Where the word "JSON" appears in a line of the entries below, count that line and give the total alone.

Extracted records Start Marker

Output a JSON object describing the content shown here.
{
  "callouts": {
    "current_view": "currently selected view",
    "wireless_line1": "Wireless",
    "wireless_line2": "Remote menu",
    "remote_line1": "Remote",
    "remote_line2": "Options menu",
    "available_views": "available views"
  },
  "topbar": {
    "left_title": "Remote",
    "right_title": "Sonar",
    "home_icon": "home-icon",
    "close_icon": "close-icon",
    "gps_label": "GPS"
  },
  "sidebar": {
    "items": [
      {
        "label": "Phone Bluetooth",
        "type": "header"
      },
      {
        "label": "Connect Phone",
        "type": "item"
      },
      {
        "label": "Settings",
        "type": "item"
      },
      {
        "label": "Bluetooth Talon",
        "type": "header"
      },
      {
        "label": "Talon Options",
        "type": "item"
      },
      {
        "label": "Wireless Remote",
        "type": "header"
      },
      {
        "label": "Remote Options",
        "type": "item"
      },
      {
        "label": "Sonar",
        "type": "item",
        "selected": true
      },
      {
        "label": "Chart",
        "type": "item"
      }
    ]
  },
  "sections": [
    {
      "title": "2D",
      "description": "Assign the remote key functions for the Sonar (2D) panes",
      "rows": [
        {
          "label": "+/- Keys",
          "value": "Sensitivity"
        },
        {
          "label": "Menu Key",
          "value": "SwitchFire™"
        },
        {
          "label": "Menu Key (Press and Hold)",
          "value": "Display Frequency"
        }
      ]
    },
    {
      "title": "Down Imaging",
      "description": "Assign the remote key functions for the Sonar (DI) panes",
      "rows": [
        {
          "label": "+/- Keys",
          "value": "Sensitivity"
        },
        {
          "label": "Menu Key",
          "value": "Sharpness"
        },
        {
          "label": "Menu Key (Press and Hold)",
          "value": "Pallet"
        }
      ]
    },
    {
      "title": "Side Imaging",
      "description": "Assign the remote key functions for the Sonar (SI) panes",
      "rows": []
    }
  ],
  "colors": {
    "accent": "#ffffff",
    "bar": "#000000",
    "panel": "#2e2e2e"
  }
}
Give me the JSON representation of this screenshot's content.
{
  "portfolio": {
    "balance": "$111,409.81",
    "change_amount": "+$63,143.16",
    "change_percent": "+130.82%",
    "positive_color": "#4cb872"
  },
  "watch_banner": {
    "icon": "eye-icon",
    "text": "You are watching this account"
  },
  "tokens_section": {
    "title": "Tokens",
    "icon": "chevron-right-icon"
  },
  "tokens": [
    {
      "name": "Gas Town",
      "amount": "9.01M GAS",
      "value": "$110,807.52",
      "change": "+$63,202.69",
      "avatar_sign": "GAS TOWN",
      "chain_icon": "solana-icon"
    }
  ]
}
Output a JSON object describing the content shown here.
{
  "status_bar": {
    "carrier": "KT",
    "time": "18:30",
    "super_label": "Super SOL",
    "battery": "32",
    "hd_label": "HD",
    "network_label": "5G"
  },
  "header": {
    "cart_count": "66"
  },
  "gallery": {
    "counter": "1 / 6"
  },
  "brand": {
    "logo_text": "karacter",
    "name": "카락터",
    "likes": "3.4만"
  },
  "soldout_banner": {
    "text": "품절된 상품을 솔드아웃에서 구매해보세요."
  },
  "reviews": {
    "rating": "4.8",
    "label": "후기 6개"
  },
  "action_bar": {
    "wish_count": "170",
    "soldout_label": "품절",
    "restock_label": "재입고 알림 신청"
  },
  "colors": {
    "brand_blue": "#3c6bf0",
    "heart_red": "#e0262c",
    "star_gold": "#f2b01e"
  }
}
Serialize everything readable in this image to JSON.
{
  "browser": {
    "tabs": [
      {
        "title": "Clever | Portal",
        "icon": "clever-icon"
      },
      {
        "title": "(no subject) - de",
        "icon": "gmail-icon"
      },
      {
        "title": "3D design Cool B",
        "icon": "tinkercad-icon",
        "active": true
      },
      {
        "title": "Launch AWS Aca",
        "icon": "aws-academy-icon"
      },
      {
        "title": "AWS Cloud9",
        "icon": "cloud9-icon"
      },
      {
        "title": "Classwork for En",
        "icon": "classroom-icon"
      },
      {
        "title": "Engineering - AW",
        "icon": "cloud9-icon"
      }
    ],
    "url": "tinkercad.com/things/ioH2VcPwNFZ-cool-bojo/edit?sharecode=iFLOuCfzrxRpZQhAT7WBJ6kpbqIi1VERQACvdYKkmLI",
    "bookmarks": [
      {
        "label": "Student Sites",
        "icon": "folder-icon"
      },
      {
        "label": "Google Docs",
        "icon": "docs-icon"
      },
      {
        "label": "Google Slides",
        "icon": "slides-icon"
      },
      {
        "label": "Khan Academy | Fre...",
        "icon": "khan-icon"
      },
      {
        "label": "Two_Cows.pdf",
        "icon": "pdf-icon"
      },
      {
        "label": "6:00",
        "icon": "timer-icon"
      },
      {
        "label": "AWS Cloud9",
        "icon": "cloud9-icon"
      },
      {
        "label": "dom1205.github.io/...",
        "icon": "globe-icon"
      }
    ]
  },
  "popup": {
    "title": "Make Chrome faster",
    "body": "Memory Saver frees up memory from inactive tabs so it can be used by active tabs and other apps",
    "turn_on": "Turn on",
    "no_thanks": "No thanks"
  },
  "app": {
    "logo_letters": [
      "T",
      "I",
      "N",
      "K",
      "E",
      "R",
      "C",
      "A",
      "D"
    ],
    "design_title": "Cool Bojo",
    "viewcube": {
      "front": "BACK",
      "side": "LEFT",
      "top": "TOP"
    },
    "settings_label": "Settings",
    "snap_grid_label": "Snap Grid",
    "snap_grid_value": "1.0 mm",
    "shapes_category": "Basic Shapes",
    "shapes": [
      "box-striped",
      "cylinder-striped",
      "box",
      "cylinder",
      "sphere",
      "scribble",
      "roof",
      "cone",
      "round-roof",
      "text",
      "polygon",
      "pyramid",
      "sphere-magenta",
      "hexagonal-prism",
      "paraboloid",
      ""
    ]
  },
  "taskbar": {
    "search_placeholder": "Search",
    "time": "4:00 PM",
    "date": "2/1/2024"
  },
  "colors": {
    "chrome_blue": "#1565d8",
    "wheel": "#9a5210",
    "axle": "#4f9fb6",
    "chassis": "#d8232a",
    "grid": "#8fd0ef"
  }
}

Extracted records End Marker

Result of the task: 4